Revocable. Survivor has total control and may amend or terminate this trust, but the trust will become irrevocable if the survivor becomes incompetent or dies. Survivor may alter who will become a beneficiary after the survivor’s death.

Irrevocable. This trust may not be amended or terminated. The plan of distribution to the deceased spouse's loved ones is "set in stone."

Irrevocable. This trust may not be amended or terminated. The plan of distribution to the deceased spouse's loved ones is "set in stone."

Asset Protection

None. Because this trust is revocable, none of the assets in the Survivor’s Trust are asset protected from the spouse’s creditors. Use the money in this trust first because it is not asset protected.

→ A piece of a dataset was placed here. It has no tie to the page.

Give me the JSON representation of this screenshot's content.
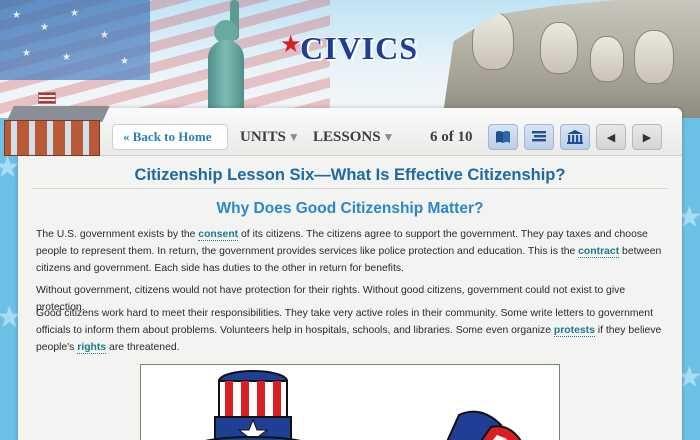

Asset Protected. Because the Family trust is irrevocable, assets in this trust are protected from the beneficiaries' creditors, ex-spouses and predators. This feature is the primary benefit of creating this type of trust.

Asset Protected. Because the Marital Trust is irrevocable assets in this trust are protected from the beneficiaries' creditors, ex-spouses and predators.

Trustee

Surviving spouse is the trustee unless he/she is incompetent or resigns. Surviving spouse names one or more successor trustees to administer the trust if he/she becomes incompetent or dies.

Determined by the deceased spouse and specified in the trust agreement. Could be the surviving spouse unless he/she is incompetent or resigns, a trusted person or a bank or trust company.

Determined by the deceased spouse and specified in the trust agreement. Could be the surviving spouse unless he/she is incompetent or resigns, a trusted person or a bank or trust company.

Current BeneficiarySurviving spouse

Surviving spouse, but the deceased could have other beneficiaries such as children who are not the surviving spouse’s kids.

Surviving spouse
Distributions

Trustee may distribute any or all of the assets to the survivor or anyone else at any time.

Determined by the deceased spouse and specified in the trust agreement. The Trustee may have discretion to determine the amount and timing of distributions or distributions may be limited to the survivor’s health, education, maintenance or support. Don't use this money unless needed because it is asset protected and will not be taxed on the survivor’s death.

The Trustee must distribute annually to the surviving spouse all income earned during the year. The Trustee may distribute any or all of the principal to the surviving spouse in the Trustee’s discretion.

Future Beneficiaries

Selected by survivor. Usually assets go to children, but if a child is deceased the share of the deceased child goes to that child's living children and if none then equally to surviving siblings. Spouse can disinherit people.

Selected by the deceased spouse. Usually assets go equally to his/her children, but if a child is deceased the share of the deceased child would go to that child's living children and if none then equally to the surviving siblings.

Selected by the deceased spouse. Usually assets go equally to his/her children, but if a child is deceased the share of the deceased child would go to that child's living children and if none then equally to the surviving siblings.

Estate Taxes on 1st Death

$0

$0

$0

Estate Taxes on 2nd Death in 2019 - 2025

$1,056,000. Assumes estate value is $13,820,000 ($12,500,000 in the Survivor’s Trust + $1,320,000 in the Marital Trust).

None of the assets in the Family Trust will be taxed on the death of both spouses regardless of the value in the Family Trust.

Value of assets in the Marital Trust is included in the estate of the surviving spouse.